Increasing Fresh Virginia-Grown Edamame Supply through Season Extension Techniques

Project Overview

Project Type: Graduate Student
Funds awarded in 2012: $10,731.00
Projected End Date: 12/31/2014
Grant Recipient: Virginia State University
Region: Southern
State: Virginia
Graduate Student:
Major Professor:
Dr. Maru Kering
Virginia State University
Major Professor:
Dr. Bo Zhang
Virginia State University

Annual Reports


  • Agronomic: soybeans
  • Additional Plants: tobacco


  • Crop Production: multiple cropping
  • Production Systems: general crop production

    Proposal abstract:

    Prosperous Virginia agribusinesses have experienced economic turmoil as a result of the 2005 mandate to end the federal tobacco price support program. Vegetable soybean or Edamame as a cash crop is an ideal substitute to tobacco because Edamame can be grown as a commodity crop (grain-type soybean) but is marketed as a high value vegetable. Domestic demand of Edamame has increased due to its health benefits on reducing cancer risks and lowering total and bad cholesterol. Most Edamame in the U.S. market relies on frozen product imported from China and Taiwan. However, the quality of frozen Edamame quickly drops in storage. Fresh Edamame is preferred by consumers, but local fresh Edamame supply lasts only a few days every year as a result of short harvest window. The objectives of this project are to increase fresh Virginia-grown Edamame supply up to half a year by building up an off-season Edamame production system; and to identify optimum Edamame varieties in multiple growing seasons. Four released Edamame varieties with different maturity groups will be sowed in greenhouses and transplanted into high tunnels and the field for spring and early summer harvest, and will be successively, directly planted in the field and high tunnels for summer and fall production. Total marketable yield and seed quality traits including protein, oil and sucrose content of each cultivar will be measured after each harvest. The findings of this project will help farmers to get maximum profits from extended Edamame production in Mid-Atlantic region.

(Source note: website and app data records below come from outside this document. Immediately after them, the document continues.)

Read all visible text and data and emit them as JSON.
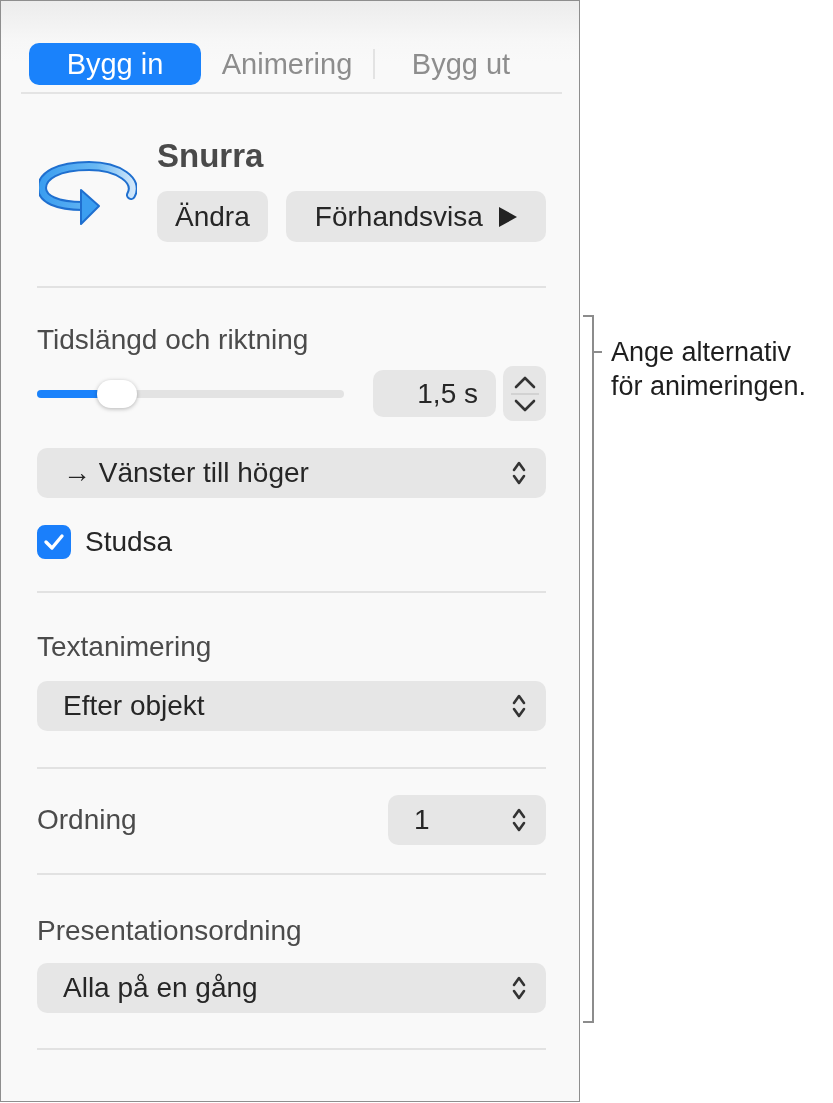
{
  "tabs": [
    {
      "label": "Bygg in",
      "selected": true
    },
    {
      "label": "Animering",
      "selected": false
    },
    {
      "label": "Bygg ut",
      "selected": false
    }
  ],
  "effect": {
    "title": "Snurra",
    "buttons": [
      {
        "label": "Ändra",
        "kind": "plain"
      },
      {
        "label": "Förhandsvisa",
        "kind": "play"
      }
    ]
  },
  "sections": [
    {
      "kind": "duration",
      "heading": "Tidslängd och riktning",
      "slider": {
        "level": 0.26
      },
      "duration": "1,5 s",
      "direction": "→ Vänster till höger",
      "checkbox": {
        "label": "Studsa",
        "checked": true
      }
    },
    {
      "kind": "popup",
      "heading": "Textanimering",
      "value": "Efter objekt"
    },
    {
      "kind": "inline_popup",
      "heading": "Ordning",
      "value": "1"
    },
    {
      "kind": "popup",
      "heading": "Presentationsordning",
      "value": "Alla på en gång"
    }
  ],
  "callout": {
    "lines": [
      "Ange alternativ",
      "för animeringen."
    ]
  }
}
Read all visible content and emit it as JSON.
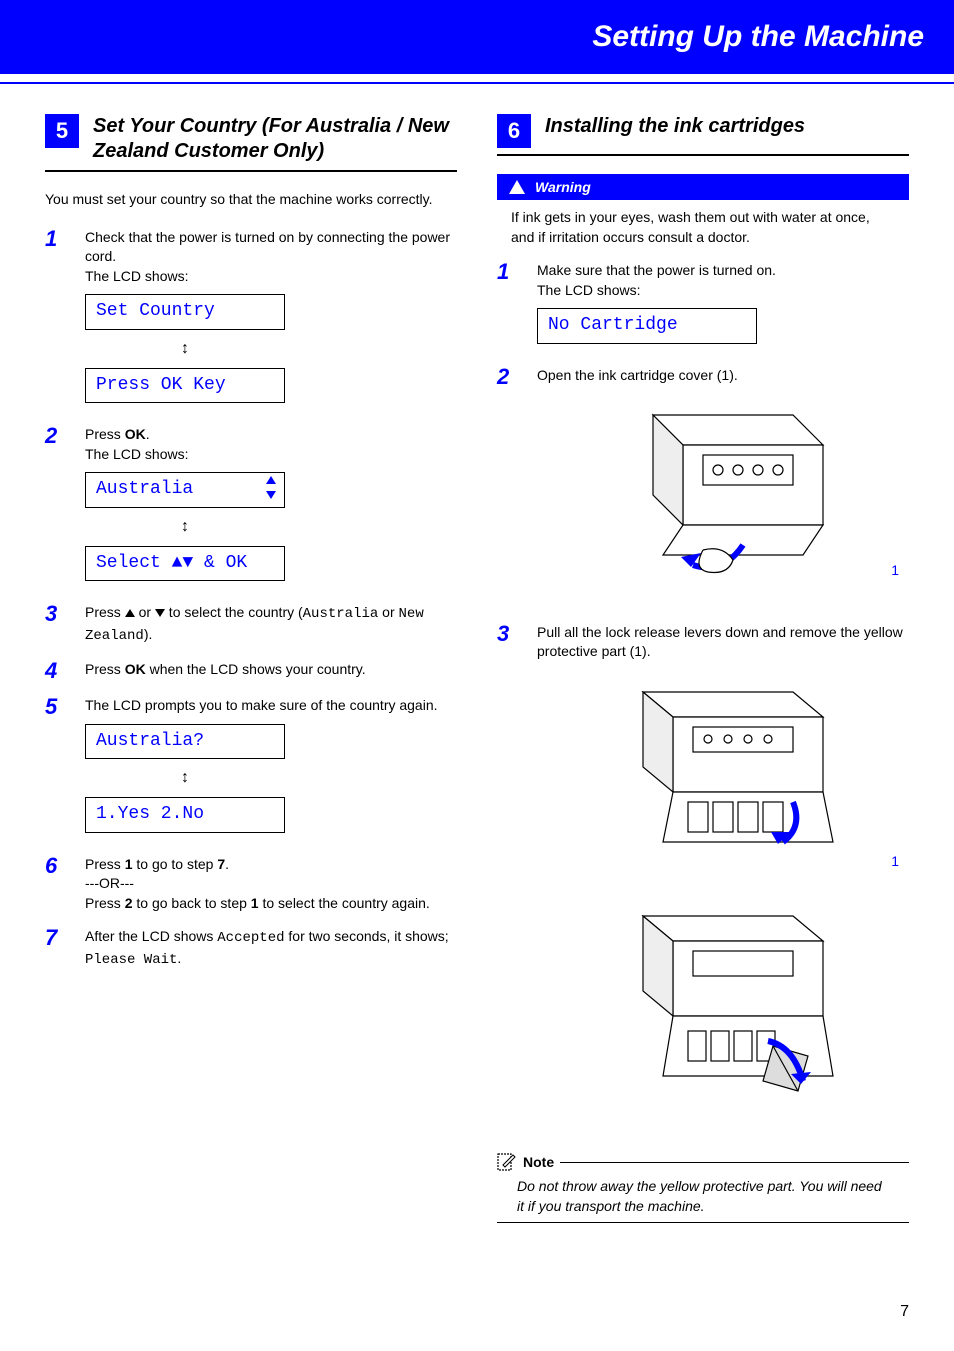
{
  "header": {
    "title": "Setting Up the Machine"
  },
  "left": {
    "section_num": "5",
    "section_title": "Set Your Country (For Australia / New Zealand Customer Only)",
    "intro": "You must set your country so that the machine works correctly.",
    "steps": {
      "s1": {
        "num": "1",
        "a": "Check that the power is turned on by connecting the power cord.",
        "b": "The LCD shows:",
        "lcd1": "Set Country",
        "lcd2": "Press OK Key"
      },
      "s2": {
        "num": "2",
        "a": "Press ",
        "ok": "OK",
        "b": ".",
        "c": "The LCD shows:",
        "lcd1": "Australia",
        "lcd2": "Select ▲▼ & OK"
      },
      "s3": {
        "num": "3",
        "a": "Press ",
        "b": " or ",
        "c": " to select the country (",
        "opt1": "Australia",
        "or": " or ",
        "opt2": "New Zealand",
        "d": ")."
      },
      "s4": {
        "num": "4",
        "a": "Press ",
        "ok": "OK",
        "b": " when the LCD shows your country."
      },
      "s5": {
        "num": "5",
        "a": "The LCD prompts you to make sure of the country again.",
        "lcd1": "Australia?",
        "lcd2": "1.Yes 2.No"
      },
      "s6": {
        "num": "6",
        "a": "Press ",
        "k1": "1",
        "b": " to go to step ",
        "ref1": "7",
        "c": ".",
        "or": "---OR---",
        "d": "Press ",
        "k2": "2",
        "e": " to go back to step ",
        "ref2": "1",
        "f": " to select the country again."
      },
      "s7": {
        "num": "7",
        "a": "After the LCD shows ",
        "accepted": "Accepted",
        "b": " for two seconds, it shows; ",
        "wait": "Please Wait",
        "c": "."
      }
    }
  },
  "right": {
    "section_num": "6",
    "section_title": "Installing the ink cartridges",
    "warning_label": "Warning",
    "warning_body": "If ink gets in your eyes, wash them out with water at once, and if irritation occurs consult a doctor.",
    "steps": {
      "s1": {
        "num": "1",
        "a": "Make sure that the power is turned on.",
        "b": "The LCD shows:",
        "lcd1": "No Cartridge"
      },
      "s2": {
        "num": "2",
        "a": "Open the ink cartridge cover (1).",
        "callout": "1"
      },
      "s3": {
        "num": "3",
        "a": "Pull all the lock release levers down and remove the yellow protective part (1).",
        "callout": "1"
      }
    },
    "note_label": "Note",
    "note_body": "Do not throw away the yellow protective part. You will need it if you transport the machine."
  },
  "page_number": "7"
}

    Project objectives from proposal:

    The long term objectives of this project are to build up an off-season Edamame production system in Virginia and to increase Virginia tobacco, soybean, vegetable and organic growers' on-farm income through extended supply and marketing of Edamame.

    To achieve these long term goals, two specific objectives will be targeted.

    Objective 1: Extend the Edamame harvest window through season extension techniques. Greenhouse sowing, transplanting to high tunnels and covered field, multi-planting in the field and high tunnels will be utilized to test feasibility of increasing Edamame production and marketing opportunities.

    Objective 2: Determine the optimum combinations of favorable maturity-group varieties and planting times at each growing season. Different maturing varieties will be sowed at sequential times in greenhouses, high tunnels and the field. Yield and seed quality traits (fresh seed weight, sucrose, protein and oil content) will be evaluated to determine optimum Edamame groupings for utmost farming profit in Virginia.

    Any opinions, findings, conclusions, or recommendations expressed in this publication are those of the author(s) and do not necessarily reflect the view of the U.S. Department of Agriculture or SARE.